posted: 6.29.15 by Andrea Lunsford
Today’s guest blogger is Jeanne Law-Bohannon.
Every week, I read Andrea’s Multimodal Mondays blog. I am as much a consumer of the amazing material posted by colleagues as I am a producer of my own content. Now that summer is upon us, I would like to use my space on the blog to explore expanding examples of multimodal composition, to ask “what counts,” as lessons, assignments, and writing opportunities for students. I also want to investigate how students themselves perceive their learning from multimodal compositions. [read more]
posted: 6.25.15 by Andrea Lunsford
In the days that have passed since the murder of nine worshippers at Charleston’s historic Emanuel African Methodist Episcopal Church, I have been able to think of little else. Nine lives offered up to white supremacist hatred. I will not write or say the name of the murderer. He doesn’t deserve the distinction. [read more]
posted: 6.22.15 by Andrea Lunsford
Today’s guest blogger is Kim Haimes-Korn.
We value collaboration in our classes and with digital tools we can involve students in meaningful communication and community building activities. With the support of digital tools and spaces, teachers can draw upon collaborative theories and practices to design engaging assignments and involve students in participatory learning.
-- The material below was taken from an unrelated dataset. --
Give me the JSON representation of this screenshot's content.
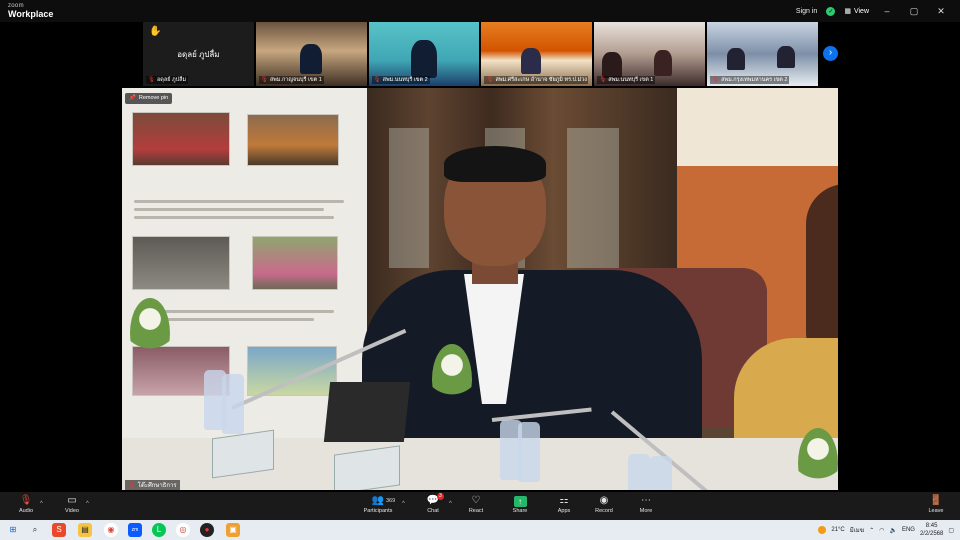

Google Drive and other online spaces allow students to communicate, manage teamwork and collaboratively revise documents and presentations. However, like all multimodal platforms, it is not enough to have the tools, we must teach students how to use them effectively and articulate their group processes for future successful collaboration. [read more]
posted: 6.18.15 by Andrea Lunsford
I first met Brent Peters, English teacher from Fern Creek Traditional High School in Kentucky, when he was pursuing a Master’s degree at The Bread Loaf School of English in Vermont, and I knew at first glance that I was talking to someone very special. As I got to know him better, I learned about the food literacy initiative Brent and colleague Joe Franzen were undertaking at their school. [read more]
posted: 6.11.15 by Andrea Lunsford
For the last couple of years I’ve posted during late May or early June about “why I love spring term.” And now even though I am officially retired, I still love spring term, because it’s the time of so many celebrations of student accomplishments. A couple of weeks ago, Stanford had four celebrations for student writing—one for outstanding writing in the first-year course, one in the second-year course, one in the Writing in the Major course, and one for writing of students in the fairly new Science Writing notation program. In my view, we can never give too many awards, can never celebrate too much for the work our terrific students are doing. [read more]
posted: 6.2.15 by Traci Gardner
At my presentation at the Computers and Writing Conference last week, I shared ten narrative remix assignments and related student work (example shown in the picture on the right). When it came time for the Q&A session, someone asked, “How do you know that students are doing the work?”
When I heard that question, there was a moment when I stopped and panicked. What if they were cheating? What if it wasn’t their work? Who was doing the work? How did I know for sure? [read more]